### ABOUT THIS EXERCISE:
Return each line of the material verbatim.

┌────────

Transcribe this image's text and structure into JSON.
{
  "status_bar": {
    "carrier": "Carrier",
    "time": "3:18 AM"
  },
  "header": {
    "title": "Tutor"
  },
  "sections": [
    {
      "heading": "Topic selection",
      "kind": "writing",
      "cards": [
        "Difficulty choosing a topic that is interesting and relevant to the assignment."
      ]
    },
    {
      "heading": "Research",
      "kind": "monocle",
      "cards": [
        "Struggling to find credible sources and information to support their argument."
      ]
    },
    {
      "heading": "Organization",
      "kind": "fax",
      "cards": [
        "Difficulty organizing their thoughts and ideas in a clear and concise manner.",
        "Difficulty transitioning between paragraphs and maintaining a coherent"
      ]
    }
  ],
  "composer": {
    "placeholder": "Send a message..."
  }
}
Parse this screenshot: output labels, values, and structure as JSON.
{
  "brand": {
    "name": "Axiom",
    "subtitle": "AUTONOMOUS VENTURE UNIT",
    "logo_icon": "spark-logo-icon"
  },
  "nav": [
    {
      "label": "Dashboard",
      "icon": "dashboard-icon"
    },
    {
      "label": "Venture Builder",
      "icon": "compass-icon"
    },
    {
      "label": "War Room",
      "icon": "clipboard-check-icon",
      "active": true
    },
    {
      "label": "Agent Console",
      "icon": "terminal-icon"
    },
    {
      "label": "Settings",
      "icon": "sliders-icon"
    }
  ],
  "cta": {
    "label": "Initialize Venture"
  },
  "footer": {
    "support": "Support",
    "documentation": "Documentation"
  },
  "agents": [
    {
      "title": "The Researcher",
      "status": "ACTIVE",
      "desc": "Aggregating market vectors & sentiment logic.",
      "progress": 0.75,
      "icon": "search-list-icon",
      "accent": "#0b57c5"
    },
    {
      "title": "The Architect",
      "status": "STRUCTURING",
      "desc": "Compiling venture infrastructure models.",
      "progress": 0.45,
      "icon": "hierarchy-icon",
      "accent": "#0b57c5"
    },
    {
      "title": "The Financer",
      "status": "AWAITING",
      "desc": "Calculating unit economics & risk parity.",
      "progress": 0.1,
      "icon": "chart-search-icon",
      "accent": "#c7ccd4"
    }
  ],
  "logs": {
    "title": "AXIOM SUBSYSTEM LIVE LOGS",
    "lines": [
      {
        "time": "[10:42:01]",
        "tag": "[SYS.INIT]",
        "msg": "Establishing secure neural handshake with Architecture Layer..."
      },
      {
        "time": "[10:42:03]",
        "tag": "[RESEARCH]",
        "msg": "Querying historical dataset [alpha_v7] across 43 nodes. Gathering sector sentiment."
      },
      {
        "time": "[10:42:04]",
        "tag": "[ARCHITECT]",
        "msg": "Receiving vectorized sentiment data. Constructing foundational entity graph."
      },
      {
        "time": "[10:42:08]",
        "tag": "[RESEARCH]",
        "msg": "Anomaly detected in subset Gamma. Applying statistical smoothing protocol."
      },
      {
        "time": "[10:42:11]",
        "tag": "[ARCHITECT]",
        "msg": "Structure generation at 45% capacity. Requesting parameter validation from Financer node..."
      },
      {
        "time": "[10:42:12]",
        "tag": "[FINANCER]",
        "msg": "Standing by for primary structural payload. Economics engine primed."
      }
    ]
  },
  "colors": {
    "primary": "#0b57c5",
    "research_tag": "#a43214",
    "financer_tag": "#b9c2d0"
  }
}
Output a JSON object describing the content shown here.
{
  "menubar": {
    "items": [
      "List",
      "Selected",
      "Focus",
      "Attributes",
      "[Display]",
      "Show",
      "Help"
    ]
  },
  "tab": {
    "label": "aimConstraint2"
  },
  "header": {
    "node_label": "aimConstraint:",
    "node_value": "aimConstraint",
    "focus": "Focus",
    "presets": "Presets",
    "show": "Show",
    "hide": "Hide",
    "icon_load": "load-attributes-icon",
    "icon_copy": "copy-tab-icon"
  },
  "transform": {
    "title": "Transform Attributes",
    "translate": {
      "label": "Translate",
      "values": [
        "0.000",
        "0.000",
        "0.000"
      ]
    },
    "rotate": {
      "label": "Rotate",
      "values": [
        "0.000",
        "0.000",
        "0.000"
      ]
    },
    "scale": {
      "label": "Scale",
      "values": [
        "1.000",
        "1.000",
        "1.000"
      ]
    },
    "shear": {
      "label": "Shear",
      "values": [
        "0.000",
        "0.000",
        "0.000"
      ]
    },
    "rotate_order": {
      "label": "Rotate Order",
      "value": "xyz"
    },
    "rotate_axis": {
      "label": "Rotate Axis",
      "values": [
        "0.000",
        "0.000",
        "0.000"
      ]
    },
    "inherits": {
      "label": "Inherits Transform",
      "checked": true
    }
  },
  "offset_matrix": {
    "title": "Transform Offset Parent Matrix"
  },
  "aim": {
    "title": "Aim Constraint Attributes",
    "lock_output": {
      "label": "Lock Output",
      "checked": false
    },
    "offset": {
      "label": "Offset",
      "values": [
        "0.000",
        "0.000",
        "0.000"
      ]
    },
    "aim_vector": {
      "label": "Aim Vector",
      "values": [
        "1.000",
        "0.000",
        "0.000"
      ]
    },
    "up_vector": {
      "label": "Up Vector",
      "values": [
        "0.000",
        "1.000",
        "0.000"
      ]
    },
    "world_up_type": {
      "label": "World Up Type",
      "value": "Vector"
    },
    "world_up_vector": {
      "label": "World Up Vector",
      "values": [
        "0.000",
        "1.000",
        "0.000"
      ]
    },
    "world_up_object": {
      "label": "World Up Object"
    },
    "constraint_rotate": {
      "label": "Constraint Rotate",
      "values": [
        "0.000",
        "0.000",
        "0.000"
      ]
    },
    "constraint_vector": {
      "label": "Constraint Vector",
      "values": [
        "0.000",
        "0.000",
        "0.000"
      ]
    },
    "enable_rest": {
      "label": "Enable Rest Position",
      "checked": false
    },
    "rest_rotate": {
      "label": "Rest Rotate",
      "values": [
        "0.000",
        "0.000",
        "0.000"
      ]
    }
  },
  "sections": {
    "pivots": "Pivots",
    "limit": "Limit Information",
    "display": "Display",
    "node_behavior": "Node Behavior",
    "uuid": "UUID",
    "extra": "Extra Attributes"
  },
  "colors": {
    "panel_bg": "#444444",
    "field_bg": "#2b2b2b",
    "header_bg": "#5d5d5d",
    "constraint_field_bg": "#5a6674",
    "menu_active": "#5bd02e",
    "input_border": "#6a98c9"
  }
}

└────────

### RESPONSE:
Transcribe this image's text and structure into JSON.
{
  "status_bar": {
    "carrier": "Carrier",
    "time": "3:18 AM"
  },
  "header": {
    "title": "Tutor"
  },
  "sections": [
    {
      "heading": "Topic selection",
      "kind": "writing",
      "cards": [
        "Difficulty choosing a topic that is interesting and relevant to the assignment."
      ]
    },
    {
      "heading": "Research",
      "kind": "monocle",
      "cards": [
        "Struggling to find credible sources and information to support their argument."
      ]
    },
    {
      "heading": "Organization",
      "kind": "fax",
      "cards": [
        "Difficulty organizing their thoughts and ideas in a clear and concise manner.",
        "Difficulty transitioning between paragraphs and maintaining a coherent"
      ]
    }
  ],
  "composer": {
    "placeholder": "Send a message..."
  }
}
Parse this screenshot: output labels, values, and structure as JSON.
{
  "brand": {
    "name": "Axiom",
    "subtitle": "AUTONOMOUS VENTURE UNIT",
    "logo_icon": "spark-logo-icon"
  },
  "nav": [
    {
      "label": "Dashboard",
      "icon": "dashboard-icon"
    },
    {
      "label": "Venture Builder",
      "icon": "compass-icon"
    },
    {
      "label": "War Room",
      "icon": "clipboard-check-icon",
      "active": true
    },
    {
      "label": "Agent Console",
      "icon": "terminal-icon"
    },
    {
      "label": "Settings",
      "icon": "sliders-icon"
    }
  ],
  "cta": {
    "label": "Initialize Venture"
  },
  "footer": {
    "support": "Support",
    "documentation": "Documentation"
  },
  "agents": [
    {
      "title": "The Researcher",
      "status": "ACTIVE",
      "desc": "Aggregating market vectors & sentiment logic.",
      "progress": 0.75,
      "icon": "search-list-icon",
      "accent": "#0b57c5"
    },
    {
      "title": "The Architect",
      "status": "STRUCTURING",
      "desc": "Compiling venture infrastructure models.",
      "progress": 0.45,
      "icon": "hierarchy-icon",
      "accent": "#0b57c5"
    },
    {
      "title": "The Financer",
      "status": "AWAITING",
      "desc": "Calculating unit economics & risk parity.",
      "progress": 0.1,
      "icon": "chart-search-icon",
      "accent": "#c7ccd4"
    }
  ],
  "logs": {
    "title": "AXIOM SUBSYSTEM LIVE LOGS",
    "lines": [
      {
        "time": "[10:42:01]",
        "tag": "[SYS.INIT]",
        "msg": "Establishing secure neural handshake with Architecture Layer..."
      },
      {
        "time": "[10:42:03]",
        "tag": "[RESEARCH]",
        "msg": "Querying historical dataset [alpha_v7] across 43 nodes. Gathering sector sentiment."
      },
      {
        "time": "[10:42:04]",
        "tag": "[ARCHITECT]",
        "msg": "Receiving vectorized sentiment data. Constructing foundational entity graph."
      },
      {
        "time": "[10:42:08]",
        "tag": "[RESEARCH]",
        "msg": "Anomaly detected in subset Gamma. Applying statistical smoothing protocol."
      },
      {
        "time": "[10:42:11]",
        "tag": "[ARCHITECT]",
        "msg": "Structure generation at 45% capacity. Requesting parameter validation from Financer node..."
      },
      {
        "time": "[10:42:12]",
        "tag": "[FINANCER]",
        "msg": "Standing by for primary structural payload. Economics engine primed."
      }
    ]
  },
  "colors": {
    "primary": "#0b57c5",
    "research_tag": "#a43214",
    "financer_tag": "#b9c2d0"
  }
}
Output a JSON object describing the content shown here.
{
  "menubar": {
    "items": [
      "List",
      "Selected",
      "Focus",
      "Attributes",
      "[Display]",
      "Show",
      "Help"
    ]
  },
  "tab": {
    "label": "aimConstraint2"
  },
  "header": {
    "node_label": "aimConstraint:",
    "node_value": "aimConstraint",
    "focus": "Focus",
    "presets": "Presets",
    "show": "Show",
    "hide": "Hide",
    "icon_load": "load-attributes-icon",
    "icon_copy": "copy-tab-icon"
  },
  "transform": {
    "title": "Transform Attributes",
    "translate": {
      "label": "Translate",
      "values": [
        "0.000",
        "0.000",
        "0.000"
      ]
    },
    "rotate": {
      "label": "Rotate",
      "values": [
        "0.000",
        "0.000",
        "0.000"
      ]
    },
    "scale": {
      "label": "Scale",
      "values": [
        "1.000",
        "1.000",
        "1.000"
      ]
    },
    "shear": {
      "label": "Shear",
      "values": [
        "0.000",
        "0.000",
        "0.000"
      ]
    },
    "rotate_order": {
      "label": "Rotate Order",
      "value": "xyz"
    },
    "rotate_axis": {
      "label": "Rotate Axis",
      "values": [
        "0.000",
        "0.000",
        "0.000"
      ]
    },
    "inherits": {
      "label": "Inherits Transform",
      "checked": true
    }
  },
  "offset_matrix": {
    "title": "Transform Offset Parent Matrix"
  },
  "aim": {
    "title": "Aim Constraint Attributes",
    "lock_output": {
      "label": "Lock Output",
      "checked": false
    },
    "offset": {
      "label": "Offset",
      "values": [
        "0.000",
        "0.000",
        "0.000"
      ]
    },
    "aim_vector": {
      "label": "Aim Vector",
      "values": [
        "1.000",
        "0.000",
        "0.000"
      ]
    },
    "up_vector": {
      "label": "Up Vector",
      "values": [
        "0.000",
        "1.000",
        "0.000"
      ]
    },
    "world_up_type": {
      "label": "World Up Type",
      "value": "Vector"
    },
    "world_up_vector": {
      "label": "World Up Vector",
      "values": [
        "0.000",
        "1.000",
        "0.000"
      ]
    },
    "world_up_object": {
      "label": "World Up Object"
    },
    "constraint_rotate": {
      "label": "Constraint Rotate",
      "values": [
        "0.000",
        "0.000",
        "0.000"
      ]
    },
    "constraint_vector": {
      "label": "Constraint Vector",
      "values": [
        "0.000",
        "0.000",
        "0.000"
      ]
    },
    "enable_rest": {
      "label": "Enable Rest Position",
      "checked": false
    },
    "rest_rotate": {
      "label": "Rest Rotate",
      "values": [
        "0.000",
        "0.000",
        "0.000"
      ]
    }
  },
  "sections": {
    "pivots": "Pivots",
    "limit": "Limit Information",
    "display": "Display",
    "node_behavior": "Node Behavior",
    "uuid": "UUID",
    "extra": "Extra Attributes"
  },
  "colors": {
    "panel_bg": "#444444",
    "field_bg": "#2b2b2b",
    "header_bg": "#5d5d5d",
    "constraint_field_bg": "#5a6674",
    "menu_active": "#5bd02e",
    "input_border": "#6a98c9"
  }
}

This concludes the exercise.